Associations between anthocyanin intake and 5-year cardiovascular disease risk scores in the New Zealand population
Background: Cardiovascular disease (CVD) is the leading cause of death in New Zealand and worldwide. Consequently, there is great interest in measures that could contribute to the prevention of CVD. Diet is a key modifiable risk of CVD and is associated with several other CVD risk factors. Flavonoids are an abundant polyphenol found in plants and plant based foods, and consumption of these foods has been shown to play a role in decreasing mortality from CVD, and positively influencing CVD risk markers such as blood lipids and blood pressure. Objective: To examine the association between total flavonoid and anthocyanin intakes and 5-year CVD risk in the New Zealand men and woman, using ANS participants to represent the New Zealand adult population. Design: Data from 3132 of the 4721 people in the 2008/09 New Zealand Adult Nutrition Survey (NZANS) were used in the current cross-sectional study. Intakes of total flavonoids and their subclasses (flavones, flavanones, flavonols, anthocyanins, flavan-3-ols and isoflavones) were calculated from 24-hour diet recall data from the NZANS, and by using an updated and extended US Department of Agriculture (USDA) database for flavonoids and the Phenol-Explorer database for instances when the USDA lacked values. NZANS participants were divided into tertiles of CVD risk categories (mild, moderate to high and very high) according to the New Zealand 5-year CVD risk score charts. Results: The main food source of total flavonoids in the New Zealand adult population was “Sugar and Sweets”, and the overall mean intake of total flavonoids (SE) was 471.07mg (±15.6). The main food source of anthocyanins was the food group “non-alcoholic beverages” with a mean intake of 20.81mg (±1.8). After adjusting for age, sex, BMI, NZ deprivation score and ethnic group, the odds of being in the highest CVD risk category were significantly lower in those who were in the highest tertile for anthocyanin intake when compared to lowest tertile of anthocyanin intake (OR=0.62, CI 0.41-0.95). Odds of being in the medium-high risk level (category 2) of CVD were also significantly decreased with a high intake of anthocyanins (OR=0.62, CI 0.42-0.91) compared to those who had the lowest intake of anthocyanins. For total flavonoid intake, after adjustments for age, sex, BMI, NZ deprivation score and ethnicity, being in the highest tertile of flavonoid intake was significantly associated with a decrease in the odds of being in the highest risk category for CVD (OR=0.52, CI 0.29-0.91). Conclusions: These data suggest that flavonoids, anthocyanins in particular, may play a major role in the prevention of CVD in New Zealand. Consuming a balanced diet that meets the recommendations for servings of fruit and vegetables per day, particularly berries, could increase flavonoid and anthocyanin intake and contribute to a reduction in CVD.
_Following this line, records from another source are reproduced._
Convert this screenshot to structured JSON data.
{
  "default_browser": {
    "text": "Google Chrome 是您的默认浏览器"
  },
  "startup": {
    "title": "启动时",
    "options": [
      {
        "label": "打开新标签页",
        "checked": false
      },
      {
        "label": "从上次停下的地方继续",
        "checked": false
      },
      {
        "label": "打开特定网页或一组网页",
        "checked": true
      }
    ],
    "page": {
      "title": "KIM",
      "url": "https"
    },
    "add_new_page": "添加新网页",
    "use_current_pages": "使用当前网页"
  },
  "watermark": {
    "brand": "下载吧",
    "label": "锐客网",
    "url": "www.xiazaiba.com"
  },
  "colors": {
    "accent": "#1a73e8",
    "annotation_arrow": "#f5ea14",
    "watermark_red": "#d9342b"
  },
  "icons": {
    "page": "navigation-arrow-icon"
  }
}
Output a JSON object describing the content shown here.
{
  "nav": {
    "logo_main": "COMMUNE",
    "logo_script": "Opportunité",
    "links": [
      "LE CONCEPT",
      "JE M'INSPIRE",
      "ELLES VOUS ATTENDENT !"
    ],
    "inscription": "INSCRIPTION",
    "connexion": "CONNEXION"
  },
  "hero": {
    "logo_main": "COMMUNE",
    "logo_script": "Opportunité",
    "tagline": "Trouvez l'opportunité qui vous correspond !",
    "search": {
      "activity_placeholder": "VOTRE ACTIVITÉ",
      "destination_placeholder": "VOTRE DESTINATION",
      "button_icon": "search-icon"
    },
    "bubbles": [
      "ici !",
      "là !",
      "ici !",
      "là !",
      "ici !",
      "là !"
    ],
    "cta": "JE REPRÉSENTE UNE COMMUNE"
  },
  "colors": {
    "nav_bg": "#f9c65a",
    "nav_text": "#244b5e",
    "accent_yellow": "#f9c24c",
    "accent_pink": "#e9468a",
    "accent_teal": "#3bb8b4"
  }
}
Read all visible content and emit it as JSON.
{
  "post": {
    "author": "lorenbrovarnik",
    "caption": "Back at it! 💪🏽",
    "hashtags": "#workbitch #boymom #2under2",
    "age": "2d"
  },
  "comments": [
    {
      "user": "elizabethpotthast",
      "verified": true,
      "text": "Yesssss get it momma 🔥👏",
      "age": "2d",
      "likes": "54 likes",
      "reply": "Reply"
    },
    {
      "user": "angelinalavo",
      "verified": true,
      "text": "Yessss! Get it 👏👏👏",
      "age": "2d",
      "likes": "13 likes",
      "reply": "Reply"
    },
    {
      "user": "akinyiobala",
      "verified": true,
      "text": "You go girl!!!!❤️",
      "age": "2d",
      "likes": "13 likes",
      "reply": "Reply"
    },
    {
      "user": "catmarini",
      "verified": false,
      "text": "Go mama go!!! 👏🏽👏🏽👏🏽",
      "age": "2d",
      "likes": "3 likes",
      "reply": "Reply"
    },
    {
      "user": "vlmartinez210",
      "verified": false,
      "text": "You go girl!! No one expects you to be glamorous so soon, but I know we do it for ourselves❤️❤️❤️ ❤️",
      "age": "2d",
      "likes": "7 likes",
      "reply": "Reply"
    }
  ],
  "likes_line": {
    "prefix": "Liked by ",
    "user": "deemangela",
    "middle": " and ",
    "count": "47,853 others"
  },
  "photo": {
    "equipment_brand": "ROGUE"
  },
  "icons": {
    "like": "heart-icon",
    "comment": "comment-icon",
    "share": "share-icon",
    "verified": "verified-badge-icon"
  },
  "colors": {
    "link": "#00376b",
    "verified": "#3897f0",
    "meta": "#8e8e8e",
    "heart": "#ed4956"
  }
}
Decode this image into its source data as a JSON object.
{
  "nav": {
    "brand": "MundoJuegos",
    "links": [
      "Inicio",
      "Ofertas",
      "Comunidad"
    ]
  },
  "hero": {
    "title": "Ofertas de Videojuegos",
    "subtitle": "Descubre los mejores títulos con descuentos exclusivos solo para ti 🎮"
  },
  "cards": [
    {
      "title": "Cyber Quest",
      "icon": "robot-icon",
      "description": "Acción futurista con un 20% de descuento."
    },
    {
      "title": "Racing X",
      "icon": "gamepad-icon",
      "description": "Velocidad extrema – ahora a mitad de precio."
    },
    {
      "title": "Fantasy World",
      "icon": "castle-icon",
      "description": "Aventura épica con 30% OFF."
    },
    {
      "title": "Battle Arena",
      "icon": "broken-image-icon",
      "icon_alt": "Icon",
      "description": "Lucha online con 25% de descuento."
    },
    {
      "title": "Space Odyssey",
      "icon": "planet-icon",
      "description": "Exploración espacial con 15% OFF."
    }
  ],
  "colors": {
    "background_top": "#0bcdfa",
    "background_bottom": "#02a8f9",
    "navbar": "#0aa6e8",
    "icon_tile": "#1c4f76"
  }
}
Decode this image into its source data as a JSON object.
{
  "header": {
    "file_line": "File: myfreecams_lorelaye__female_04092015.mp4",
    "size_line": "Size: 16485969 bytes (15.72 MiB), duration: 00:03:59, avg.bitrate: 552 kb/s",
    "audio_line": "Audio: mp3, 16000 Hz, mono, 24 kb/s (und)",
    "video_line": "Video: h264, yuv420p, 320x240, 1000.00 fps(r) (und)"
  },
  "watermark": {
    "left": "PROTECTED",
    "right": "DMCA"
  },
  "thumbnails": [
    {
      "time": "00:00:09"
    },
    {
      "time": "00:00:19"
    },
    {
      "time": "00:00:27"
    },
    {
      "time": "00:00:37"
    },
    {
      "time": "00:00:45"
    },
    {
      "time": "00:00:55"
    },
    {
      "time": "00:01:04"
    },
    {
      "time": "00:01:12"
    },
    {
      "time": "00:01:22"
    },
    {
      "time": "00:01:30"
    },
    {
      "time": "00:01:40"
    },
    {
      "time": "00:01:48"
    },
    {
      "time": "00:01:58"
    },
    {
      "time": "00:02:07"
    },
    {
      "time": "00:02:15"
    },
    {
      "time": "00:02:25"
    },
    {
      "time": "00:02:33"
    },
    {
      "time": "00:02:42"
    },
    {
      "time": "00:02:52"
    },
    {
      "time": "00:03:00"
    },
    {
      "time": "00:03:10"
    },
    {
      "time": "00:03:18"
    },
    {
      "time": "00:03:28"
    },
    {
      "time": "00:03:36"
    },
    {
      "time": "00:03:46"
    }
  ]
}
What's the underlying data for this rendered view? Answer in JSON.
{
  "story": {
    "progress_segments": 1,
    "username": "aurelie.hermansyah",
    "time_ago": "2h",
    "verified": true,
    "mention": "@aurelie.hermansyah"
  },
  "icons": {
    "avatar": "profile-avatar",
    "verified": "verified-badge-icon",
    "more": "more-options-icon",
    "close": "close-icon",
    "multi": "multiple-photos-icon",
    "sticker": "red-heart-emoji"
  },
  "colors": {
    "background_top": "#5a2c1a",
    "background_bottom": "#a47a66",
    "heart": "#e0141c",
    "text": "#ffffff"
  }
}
Advisor: Skidmore, Paula; Flemming, Liz
Degree Name: Master of Dietetics
Degree Discipline: Human Nutrition
Publisher: University of Otago
Keywords: Flavonoids; Anthocyanins; ANTHOCYANIDINS; CVD; cardiovascular disease; Cardiovascular disease risk score
Research Type: Thesis